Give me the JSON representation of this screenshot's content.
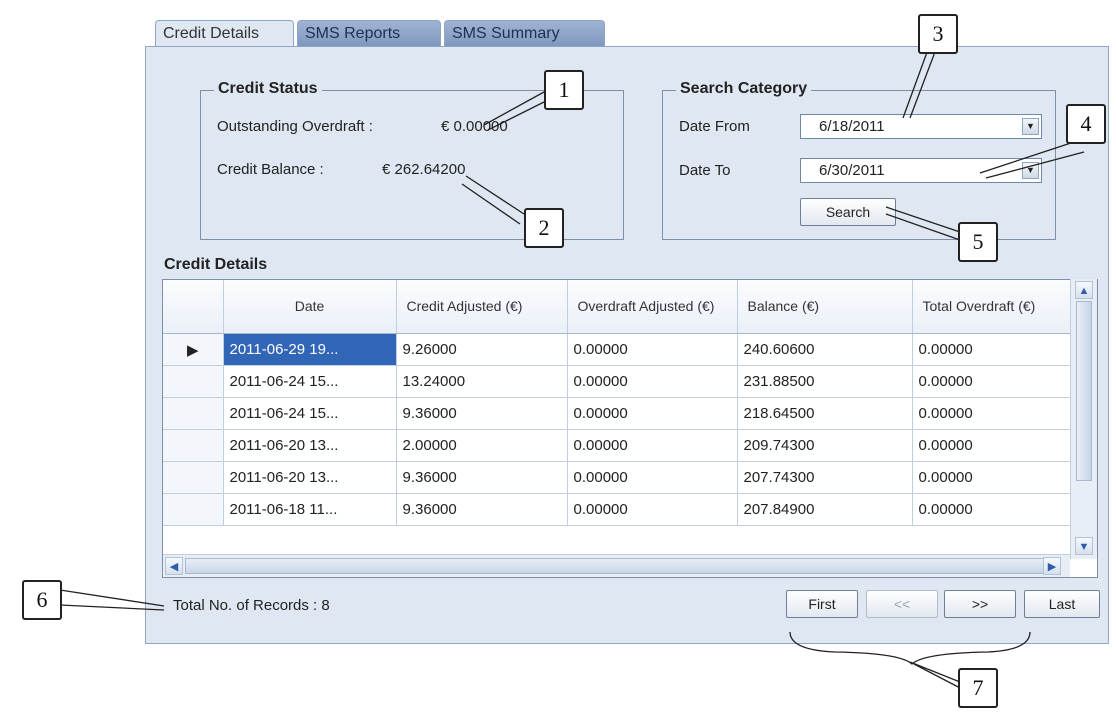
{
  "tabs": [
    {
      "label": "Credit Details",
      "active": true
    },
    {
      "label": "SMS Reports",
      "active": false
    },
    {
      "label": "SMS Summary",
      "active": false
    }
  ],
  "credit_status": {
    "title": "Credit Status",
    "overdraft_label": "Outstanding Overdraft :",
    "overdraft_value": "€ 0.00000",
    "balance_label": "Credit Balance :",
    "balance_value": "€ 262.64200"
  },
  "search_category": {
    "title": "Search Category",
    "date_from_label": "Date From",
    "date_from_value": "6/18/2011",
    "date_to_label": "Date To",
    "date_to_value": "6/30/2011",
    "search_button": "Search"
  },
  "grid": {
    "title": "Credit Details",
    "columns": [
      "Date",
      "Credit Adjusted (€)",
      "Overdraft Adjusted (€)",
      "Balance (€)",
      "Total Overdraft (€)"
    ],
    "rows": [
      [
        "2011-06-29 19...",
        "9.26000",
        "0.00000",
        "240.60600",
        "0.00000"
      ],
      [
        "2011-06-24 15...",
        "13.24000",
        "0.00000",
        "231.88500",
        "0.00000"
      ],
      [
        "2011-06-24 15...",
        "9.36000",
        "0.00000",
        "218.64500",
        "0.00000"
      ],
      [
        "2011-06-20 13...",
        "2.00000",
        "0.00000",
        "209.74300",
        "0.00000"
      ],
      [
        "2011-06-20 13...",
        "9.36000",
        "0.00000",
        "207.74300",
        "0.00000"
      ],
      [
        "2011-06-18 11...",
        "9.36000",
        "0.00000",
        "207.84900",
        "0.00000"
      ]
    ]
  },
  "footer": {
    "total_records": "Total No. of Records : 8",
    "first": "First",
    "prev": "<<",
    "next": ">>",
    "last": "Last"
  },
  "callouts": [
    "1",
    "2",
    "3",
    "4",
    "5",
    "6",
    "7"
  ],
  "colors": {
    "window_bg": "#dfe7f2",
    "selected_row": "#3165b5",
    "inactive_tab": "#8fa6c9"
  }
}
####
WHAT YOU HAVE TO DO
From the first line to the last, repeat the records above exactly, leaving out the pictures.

REPLY
Give me the JSON representation of this screenshot's content.
{
  "tabs": [
    {
      "label": "Credit Details",
      "active": true
    },
    {
      "label": "SMS Reports",
      "active": false
    },
    {
      "label": "SMS Summary",
      "active": false
    }
  ],
  "credit_status": {
    "title": "Credit Status",
    "overdraft_label": "Outstanding Overdraft :",
    "overdraft_value": "€ 0.00000",
    "balance_label": "Credit Balance :",
    "balance_value": "€ 262.64200"
  },
  "search_category": {
    "title": "Search Category",
    "date_from_label": "Date From",
    "date_from_value": "6/18/2011",
    "date_to_label": "Date To",
    "date_to_value": "6/30/2011",
    "search_button": "Search"
  },
  "grid": {
    "title": "Credit Details",
    "columns": [
      "Date",
      "Credit Adjusted (€)",
      "Overdraft Adjusted (€)",
      "Balance (€)",
      "Total Overdraft (€)"
    ],
    "rows": [
      [
        "2011-06-29 19...",
        "9.26000",
        "0.00000",
        "240.60600",
        "0.00000"
      ],
      [
        "2011-06-24 15...",
        "13.24000",
        "0.00000",
        "231.88500",
        "0.00000"
      ],
      [
        "2011-06-24 15...",
        "9.36000",
        "0.00000",
        "218.64500",
        "0.00000"
      ],
      [
        "2011-06-20 13...",
        "2.00000",
        "0.00000",
        "209.74300",
        "0.00000"
      ],
      [
        "2011-06-20 13...",
        "9.36000",
        "0.00000",
        "207.74300",
        "0.00000"
      ],
      [
        "2011-06-18 11...",
        "9.36000",
        "0.00000",
        "207.84900",
        "0.00000"
      ]
    ]
  },
  "footer": {
    "total_records": "Total No. of Records : 8",
    "first": "First",
    "prev": "<<",
    "next": ">>",
    "last": "Last"
  },
  "callouts": [
    "1",
    "2",
    "3",
    "4",
    "5",
    "6",
    "7"
  ],
  "colors": {
    "window_bg": "#dfe7f2",
    "selected_row": "#3165b5",
    "inactive_tab": "#8fa6c9"
  }
}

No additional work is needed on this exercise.